Italy’s major archeological site, Pompeii, is soon to be under the supervision of German-born archeologist Gabriel Zuchtriegel. The 39-year-old will take over as director at the ancient Roman city that was devastated by the eruption of Mount Vesuvius in 79AD. Zuchtriegel plans to shake things up with some state-of-the-art technology, but the innovative approaches haven’t pleased everyone.
Beating 43 other candidates, Zuchtriegel was announced as the new director of Pompeii, one of the most important archeological sites in the world, on Saturday. Zuchtriegel was born in Germany but has had dual Italian citizenship since 2020. He holds a Ph.D. in classical archaeology from Bonn University and previously managed Italy’s Greek temple site of Paestum. During the announcement of the new appointment, culture minister Dario Franceschini said, “I chose Gabriel Zuchtriegel because he did an incredible job in Paestum. Now it is a model thanks to him. I’m sure he will do very well in Pompeii too.”
The archeologist will now assume the four-year post as director of the Pompeii Archeological Park, taking over from Massimo Osanna who will become director-general of Italy’s state museums. “It’s my life’s dream and a great responsibility,” Zuchtriegel said. “Pompeii is special not only for its priceless archaeological heritage, but also for the team of professionals and employees who work on the site with great commitment and competence.”

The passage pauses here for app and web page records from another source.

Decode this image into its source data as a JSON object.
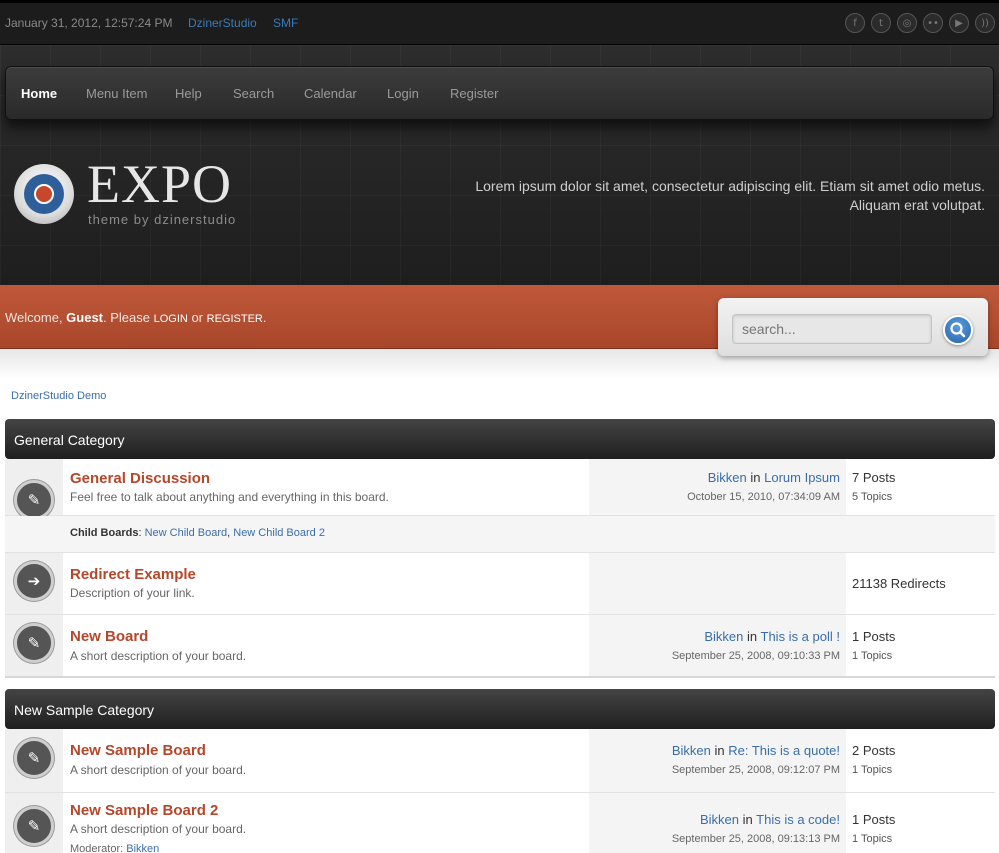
{
  "topbar": {
    "datetime": "January 31, 2012, 12:57:24 PM",
    "links": [
      "DzinerStudio",
      "SMF"
    ],
    "social_icons": [
      "facebook-icon",
      "twitter-icon",
      "dribbble-icon",
      "flickr-icon",
      "youtube-icon",
      "rss-icon"
    ]
  },
  "nav": {
    "items": [
      "Home",
      "Menu Item",
      "Help",
      "Search",
      "Calendar",
      "Login",
      "Register"
    ],
    "active": "Home"
  },
  "logo": {
    "text": "EXPO",
    "subtitle": "theme by dzinerstudio"
  },
  "tagline": "Lorem ipsum dolor sit amet, consectetur adipiscing elit. Etiam sit amet odio metus. Aliquam erat volutpat.",
  "welcome": {
    "prefix": "Welcome, ",
    "user": "Guest",
    "middle": ". Please ",
    "login": "LOGIN",
    "or": " or ",
    "register": "REGISTER",
    "suffix": "."
  },
  "search": {
    "placeholder": "search..."
  },
  "breadcrumb": "DzinerStudio Demo",
  "categories": [
    {
      "title": "General Category",
      "boards": [
        {
          "name": "General Discussion",
          "description": "Feel free to talk about anything and everything in this board.",
          "last_user": "Bikken",
          "in": "in",
          "last_topic": "Lorum Ipsum",
          "last_date": "October 15, 2010, 07:34:09 AM",
          "stat1": "7 Posts",
          "stat2": "5 Topics",
          "child_label": "Child Boards",
          "child_boards": [
            "New Child Board",
            "New Child Board 2"
          ]
        },
        {
          "name": "Redirect Example",
          "description": "Description of your link.",
          "stat1": "21138 Redirects"
        },
        {
          "name": "New Board",
          "description": "A short description of your board.",
          "last_user": "Bikken",
          "in": "in",
          "last_topic": "This is a poll !",
          "last_date": "September 25, 2008, 09:10:33 PM",
          "stat1": "1 Posts",
          "stat2": "1 Topics"
        }
      ]
    },
    {
      "title": "New Sample Category",
      "boards": [
        {
          "name": "New Sample Board",
          "description": "A short description of your board.",
          "last_user": "Bikken",
          "in": "in",
          "last_topic": "Re: This is a quote!",
          "last_date": "September 25, 2008, 09:12:07 PM",
          "stat1": "2 Posts",
          "stat2": "1 Topics"
        },
        {
          "name": "New Sample Board 2",
          "description": "A short description of your board.",
          "last_user": "Bikken",
          "in": "in",
          "last_topic": "This is a code!",
          "last_date": "September 25, 2008, 09:13:13 PM",
          "stat1": "1 Posts",
          "stat2": "1 Topics",
          "moderator_label": "Moderator:",
          "moderator": "Bikken"
        }
      ]
    }
  ]
}
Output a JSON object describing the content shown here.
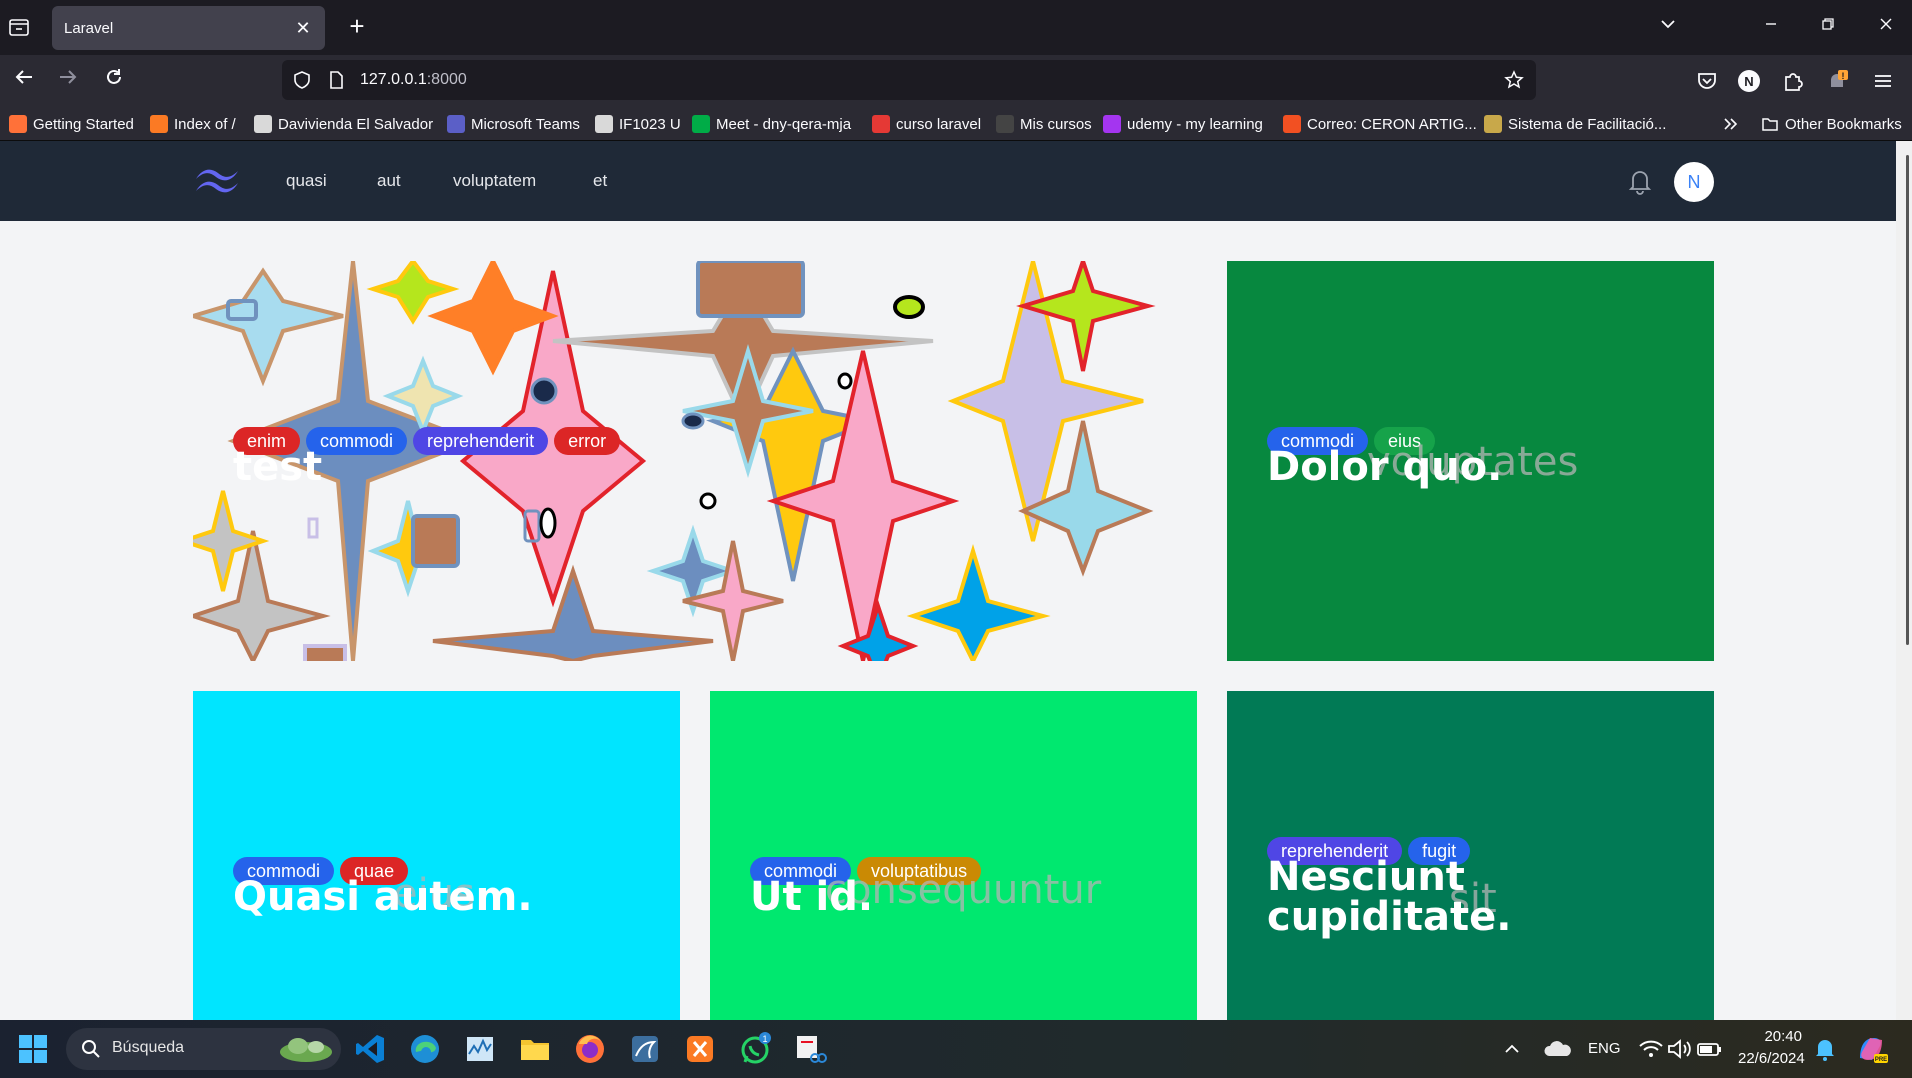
{
  "browser": {
    "tab_title": "Laravel",
    "url_host": "127.0.0.1",
    "url_port": ":8000",
    "bookmarks": [
      {
        "label": "Getting Started",
        "color": "#ff7139"
      },
      {
        "label": "Index of /",
        "color": "#fb7a24"
      },
      {
        "label": "Davivienda El Salvador",
        "color": "#d9d9d9"
      },
      {
        "label": "Microsoft Teams",
        "color": "#5b5fc7"
      },
      {
        "label": "IF1023 U",
        "color": "#d9d9d9"
      },
      {
        "label": "Meet - dny-qera-mja",
        "color": "#00ac47"
      },
      {
        "label": "curso laravel",
        "color": "#e53935"
      },
      {
        "label": "Mis cursos",
        "color": "#444444"
      },
      {
        "label": "udemy - my learning",
        "color": "#a435f0"
      },
      {
        "label": "Correo: CERON ARTIG...",
        "color": "#f25022"
      },
      {
        "label": "Sistema de Facilitació...",
        "color": "#c8a84a"
      }
    ],
    "other_bookmarks": "Other Bookmarks"
  },
  "app": {
    "nav_links": [
      "quasi",
      "aut",
      "voluptatem",
      "et"
    ],
    "avatar_initial": "N",
    "logo_color": "#6366f1"
  },
  "posts": [
    {
      "title": "test",
      "ghost": "",
      "bg": "image",
      "tags": [
        {
          "label": "enim",
          "color": "#dc2626"
        },
        {
          "label": "commodi",
          "color": "#2563eb"
        },
        {
          "label": "reprehenderit",
          "color": "#4f46e5"
        },
        {
          "label": "error",
          "color": "#dc2626"
        }
      ]
    },
    {
      "title": "Dolor quo.",
      "ghost": "voluptates",
      "bg": "#07883f",
      "tags": [
        {
          "label": "commodi",
          "color": "#2563eb"
        },
        {
          "label": "eius",
          "color": "#16a34a"
        }
      ]
    },
    {
      "title": "Quasi autem.",
      "ghost": "eius",
      "bg": "#00e5ff",
      "tags": [
        {
          "label": "commodi",
          "color": "#2563eb"
        },
        {
          "label": "quae",
          "color": "#dc2626"
        }
      ]
    },
    {
      "title": "Ut id.",
      "ghost": "consequuntur",
      "bg": "#00e86f",
      "tags": [
        {
          "label": "commodi",
          "color": "#2563eb"
        },
        {
          "label": "voluptatibus",
          "color": "#ca8a04"
        }
      ]
    },
    {
      "title": "Nesciunt cupiditate.",
      "ghost": "sit",
      "bg": "#017a55",
      "tags": [
        {
          "label": "reprehenderit",
          "color": "#4f46e5"
        },
        {
          "label": "fugit",
          "color": "#2563eb"
        }
      ]
    }
  ],
  "taskbar": {
    "search_placeholder": "Búsqueda",
    "language": "ENG",
    "time": "20:40",
    "date": "22/6/2024",
    "whatsapp_badge": "1"
  }
}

Despite Franceschini’s praise, Zuchtriegel’s proposed management methods have ruffled feathers. Pompeii’s new director intends to use drones, satellites and infrared sensors to assist in supervising the site. Such an approach seems to have alarmed two members of the site’s scientific committee. The Times reports that Irene Bragantini, a 73-year-old Neapolitan archaeologist, and Stefano De Caro, a 70-year-old former official at Italy’s culture ministry, have resigned their positions on the committee in protest.
In spite of these oppositions, Zuchtriegel’s fresh approach could be just what the site needs. Italy has been striving to reinvigorate its culture sector with some foreign talent since 2015. In fact, Zuchtriegel’s appointment at Paestum was part of this push for fresh ideas and management.
Pompeii has not always had a good track record in terms of conservation. Poor management and deterioration from lack of maintenance have previously risked the withdrawal of European Union funding for the site.
However, the site’s outgoing director Osanna impressed with the ground-breaking finds unveiled under his management, and Zuchtriegel will hope to maintain this momentum. Recently, stunningly well-preserved remains of a tavern came to light. Vibrant frescoes of animals decorate the counter inside and food remains were found in earthenware bowls.